- **WHAT TO WORK ON**
Present each line of the entries below that holds the word "your".
=-=-=
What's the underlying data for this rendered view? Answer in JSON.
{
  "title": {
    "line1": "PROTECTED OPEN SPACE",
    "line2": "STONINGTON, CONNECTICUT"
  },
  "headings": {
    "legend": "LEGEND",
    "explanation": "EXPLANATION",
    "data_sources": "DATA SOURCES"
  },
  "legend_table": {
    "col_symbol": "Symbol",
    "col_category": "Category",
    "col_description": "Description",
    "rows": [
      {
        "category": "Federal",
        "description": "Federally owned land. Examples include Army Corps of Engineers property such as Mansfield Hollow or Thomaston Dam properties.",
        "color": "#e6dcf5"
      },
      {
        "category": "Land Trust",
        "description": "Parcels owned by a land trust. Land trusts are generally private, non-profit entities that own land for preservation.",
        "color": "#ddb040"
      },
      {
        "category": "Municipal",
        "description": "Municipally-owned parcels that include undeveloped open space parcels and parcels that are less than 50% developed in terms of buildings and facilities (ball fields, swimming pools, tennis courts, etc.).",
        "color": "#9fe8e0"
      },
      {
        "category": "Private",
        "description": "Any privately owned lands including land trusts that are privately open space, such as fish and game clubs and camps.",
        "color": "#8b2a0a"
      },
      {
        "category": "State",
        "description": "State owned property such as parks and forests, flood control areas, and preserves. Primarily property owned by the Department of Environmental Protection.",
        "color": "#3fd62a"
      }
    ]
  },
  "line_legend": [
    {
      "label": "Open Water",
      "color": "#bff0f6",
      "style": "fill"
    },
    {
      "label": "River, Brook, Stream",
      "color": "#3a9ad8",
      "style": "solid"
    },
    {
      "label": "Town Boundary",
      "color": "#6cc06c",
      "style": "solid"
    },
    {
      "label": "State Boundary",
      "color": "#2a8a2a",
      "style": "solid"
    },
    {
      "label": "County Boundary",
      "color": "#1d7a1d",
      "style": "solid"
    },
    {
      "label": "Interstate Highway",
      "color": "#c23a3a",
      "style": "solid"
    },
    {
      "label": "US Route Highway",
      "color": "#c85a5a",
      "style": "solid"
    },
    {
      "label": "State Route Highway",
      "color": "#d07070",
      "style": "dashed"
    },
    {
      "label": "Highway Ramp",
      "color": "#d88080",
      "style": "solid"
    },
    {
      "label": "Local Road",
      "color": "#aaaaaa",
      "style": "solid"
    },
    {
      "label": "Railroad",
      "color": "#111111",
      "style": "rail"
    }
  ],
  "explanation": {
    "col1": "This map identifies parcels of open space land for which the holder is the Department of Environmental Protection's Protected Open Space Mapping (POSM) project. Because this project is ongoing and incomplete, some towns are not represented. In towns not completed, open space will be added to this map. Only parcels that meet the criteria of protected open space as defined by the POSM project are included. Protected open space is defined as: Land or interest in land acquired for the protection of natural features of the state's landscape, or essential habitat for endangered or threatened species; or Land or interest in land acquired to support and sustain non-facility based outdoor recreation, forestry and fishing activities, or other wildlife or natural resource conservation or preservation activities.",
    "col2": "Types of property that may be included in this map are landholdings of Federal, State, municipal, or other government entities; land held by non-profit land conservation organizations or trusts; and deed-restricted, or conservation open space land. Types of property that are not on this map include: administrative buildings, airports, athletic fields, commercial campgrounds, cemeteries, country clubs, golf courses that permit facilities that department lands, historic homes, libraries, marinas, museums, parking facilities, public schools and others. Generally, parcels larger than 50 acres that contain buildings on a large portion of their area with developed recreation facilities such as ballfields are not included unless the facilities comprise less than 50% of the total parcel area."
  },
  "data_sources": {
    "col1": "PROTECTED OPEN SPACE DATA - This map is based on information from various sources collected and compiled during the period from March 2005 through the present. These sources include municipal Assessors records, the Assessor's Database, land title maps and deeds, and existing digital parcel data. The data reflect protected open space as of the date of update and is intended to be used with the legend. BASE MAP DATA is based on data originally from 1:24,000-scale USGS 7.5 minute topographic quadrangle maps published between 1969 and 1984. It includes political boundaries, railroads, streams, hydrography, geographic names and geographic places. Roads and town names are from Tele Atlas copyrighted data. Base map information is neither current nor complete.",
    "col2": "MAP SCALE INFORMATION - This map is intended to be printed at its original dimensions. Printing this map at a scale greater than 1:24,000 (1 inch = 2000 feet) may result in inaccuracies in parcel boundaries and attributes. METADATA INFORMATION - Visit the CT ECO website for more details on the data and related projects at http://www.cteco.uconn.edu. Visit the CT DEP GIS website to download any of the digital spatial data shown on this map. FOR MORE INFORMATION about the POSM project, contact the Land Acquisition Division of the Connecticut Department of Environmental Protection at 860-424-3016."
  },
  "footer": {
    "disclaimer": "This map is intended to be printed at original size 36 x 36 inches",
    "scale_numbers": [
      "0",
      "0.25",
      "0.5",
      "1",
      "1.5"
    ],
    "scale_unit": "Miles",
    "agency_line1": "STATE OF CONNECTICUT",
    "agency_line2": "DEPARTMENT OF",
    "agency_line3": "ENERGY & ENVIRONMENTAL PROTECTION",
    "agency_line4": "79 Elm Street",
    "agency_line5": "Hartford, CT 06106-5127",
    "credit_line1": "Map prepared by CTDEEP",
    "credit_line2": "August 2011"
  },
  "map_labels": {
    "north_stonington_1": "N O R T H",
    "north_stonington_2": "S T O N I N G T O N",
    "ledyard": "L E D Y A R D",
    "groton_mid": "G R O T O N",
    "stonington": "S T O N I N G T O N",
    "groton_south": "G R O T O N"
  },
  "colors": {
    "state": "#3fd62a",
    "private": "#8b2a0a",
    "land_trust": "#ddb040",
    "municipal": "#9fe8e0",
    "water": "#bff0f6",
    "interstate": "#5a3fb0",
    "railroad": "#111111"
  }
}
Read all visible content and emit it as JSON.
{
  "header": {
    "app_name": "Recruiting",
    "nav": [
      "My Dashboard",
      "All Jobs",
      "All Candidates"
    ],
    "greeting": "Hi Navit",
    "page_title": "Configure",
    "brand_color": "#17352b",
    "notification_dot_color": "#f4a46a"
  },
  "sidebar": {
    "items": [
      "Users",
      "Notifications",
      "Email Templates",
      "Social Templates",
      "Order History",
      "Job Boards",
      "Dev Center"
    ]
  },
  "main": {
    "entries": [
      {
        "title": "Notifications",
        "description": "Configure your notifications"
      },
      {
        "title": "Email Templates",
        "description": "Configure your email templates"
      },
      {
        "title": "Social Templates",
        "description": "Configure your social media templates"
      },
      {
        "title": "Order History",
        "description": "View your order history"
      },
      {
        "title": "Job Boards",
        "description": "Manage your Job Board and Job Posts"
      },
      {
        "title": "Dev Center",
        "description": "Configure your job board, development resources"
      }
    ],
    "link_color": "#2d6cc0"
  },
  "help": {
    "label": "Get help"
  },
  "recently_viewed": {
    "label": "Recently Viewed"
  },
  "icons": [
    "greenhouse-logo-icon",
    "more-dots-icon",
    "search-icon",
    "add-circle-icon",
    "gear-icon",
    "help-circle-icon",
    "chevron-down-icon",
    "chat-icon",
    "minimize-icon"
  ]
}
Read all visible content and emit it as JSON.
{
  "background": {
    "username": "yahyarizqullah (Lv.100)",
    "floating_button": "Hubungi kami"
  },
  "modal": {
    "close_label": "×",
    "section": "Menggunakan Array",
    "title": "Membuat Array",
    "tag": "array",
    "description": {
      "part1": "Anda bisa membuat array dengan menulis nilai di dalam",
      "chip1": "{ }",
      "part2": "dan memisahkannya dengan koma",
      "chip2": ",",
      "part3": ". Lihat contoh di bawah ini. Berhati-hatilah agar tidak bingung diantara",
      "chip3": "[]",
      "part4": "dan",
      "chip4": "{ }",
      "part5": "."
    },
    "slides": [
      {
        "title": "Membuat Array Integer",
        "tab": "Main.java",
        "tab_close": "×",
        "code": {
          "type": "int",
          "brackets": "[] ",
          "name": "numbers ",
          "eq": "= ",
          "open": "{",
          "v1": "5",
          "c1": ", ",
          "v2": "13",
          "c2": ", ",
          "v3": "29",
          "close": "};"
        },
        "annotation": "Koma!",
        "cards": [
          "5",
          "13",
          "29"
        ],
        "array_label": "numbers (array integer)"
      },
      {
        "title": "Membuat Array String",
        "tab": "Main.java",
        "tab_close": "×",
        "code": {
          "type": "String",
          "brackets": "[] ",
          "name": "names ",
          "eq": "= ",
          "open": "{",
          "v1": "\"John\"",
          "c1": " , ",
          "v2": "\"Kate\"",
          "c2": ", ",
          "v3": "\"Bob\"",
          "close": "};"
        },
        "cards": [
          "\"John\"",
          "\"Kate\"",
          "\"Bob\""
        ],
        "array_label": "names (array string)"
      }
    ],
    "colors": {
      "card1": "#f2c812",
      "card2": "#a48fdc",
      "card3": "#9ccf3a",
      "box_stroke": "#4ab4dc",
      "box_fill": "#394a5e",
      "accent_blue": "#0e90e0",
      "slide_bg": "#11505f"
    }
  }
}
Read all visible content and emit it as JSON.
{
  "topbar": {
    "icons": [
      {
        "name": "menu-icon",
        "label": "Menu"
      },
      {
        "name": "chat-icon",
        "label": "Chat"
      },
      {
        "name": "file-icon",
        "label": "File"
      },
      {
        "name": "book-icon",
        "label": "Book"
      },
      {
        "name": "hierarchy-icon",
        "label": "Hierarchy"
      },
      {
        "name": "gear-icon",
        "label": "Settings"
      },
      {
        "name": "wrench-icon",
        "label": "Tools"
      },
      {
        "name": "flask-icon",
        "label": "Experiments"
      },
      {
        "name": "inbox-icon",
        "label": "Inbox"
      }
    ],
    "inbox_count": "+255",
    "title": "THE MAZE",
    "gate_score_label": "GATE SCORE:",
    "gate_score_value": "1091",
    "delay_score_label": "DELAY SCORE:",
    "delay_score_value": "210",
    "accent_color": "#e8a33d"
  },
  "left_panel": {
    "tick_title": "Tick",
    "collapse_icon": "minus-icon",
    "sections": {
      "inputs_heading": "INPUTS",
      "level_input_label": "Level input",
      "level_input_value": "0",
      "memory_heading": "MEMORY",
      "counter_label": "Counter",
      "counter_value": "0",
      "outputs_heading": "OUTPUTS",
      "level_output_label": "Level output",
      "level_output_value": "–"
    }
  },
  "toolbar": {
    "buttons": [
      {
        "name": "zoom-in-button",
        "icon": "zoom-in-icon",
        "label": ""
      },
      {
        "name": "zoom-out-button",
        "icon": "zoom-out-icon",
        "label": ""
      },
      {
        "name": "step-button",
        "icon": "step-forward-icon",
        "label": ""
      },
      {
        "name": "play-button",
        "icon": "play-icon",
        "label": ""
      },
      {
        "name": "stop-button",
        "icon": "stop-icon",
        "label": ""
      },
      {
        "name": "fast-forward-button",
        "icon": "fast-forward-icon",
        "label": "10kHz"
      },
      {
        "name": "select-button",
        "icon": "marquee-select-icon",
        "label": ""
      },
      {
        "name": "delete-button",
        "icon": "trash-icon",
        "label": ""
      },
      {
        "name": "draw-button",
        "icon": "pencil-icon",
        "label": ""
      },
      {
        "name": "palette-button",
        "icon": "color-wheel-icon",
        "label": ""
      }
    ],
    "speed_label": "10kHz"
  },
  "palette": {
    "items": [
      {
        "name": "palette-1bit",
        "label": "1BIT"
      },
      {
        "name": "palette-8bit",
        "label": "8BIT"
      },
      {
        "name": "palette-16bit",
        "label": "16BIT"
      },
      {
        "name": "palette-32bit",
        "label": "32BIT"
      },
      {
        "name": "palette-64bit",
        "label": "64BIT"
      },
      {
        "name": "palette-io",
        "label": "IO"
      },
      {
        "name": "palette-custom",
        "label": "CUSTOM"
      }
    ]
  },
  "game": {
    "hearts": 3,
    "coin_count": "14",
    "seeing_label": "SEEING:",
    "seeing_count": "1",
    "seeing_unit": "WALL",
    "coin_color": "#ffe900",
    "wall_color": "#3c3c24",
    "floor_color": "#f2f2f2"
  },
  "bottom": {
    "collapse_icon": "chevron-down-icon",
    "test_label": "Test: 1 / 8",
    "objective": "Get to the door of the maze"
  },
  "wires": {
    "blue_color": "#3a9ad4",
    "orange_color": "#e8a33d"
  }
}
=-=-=
- **EXERCISE SOLUTION**
        "description": "Configure your notifications"
        "description": "Configure your email templates"
        "description": "Configure your social media templates"
        "description": "View your order history"
        "description": "Manage your Job Board and Job Posts"
        "description": "Configure your job board, development resources"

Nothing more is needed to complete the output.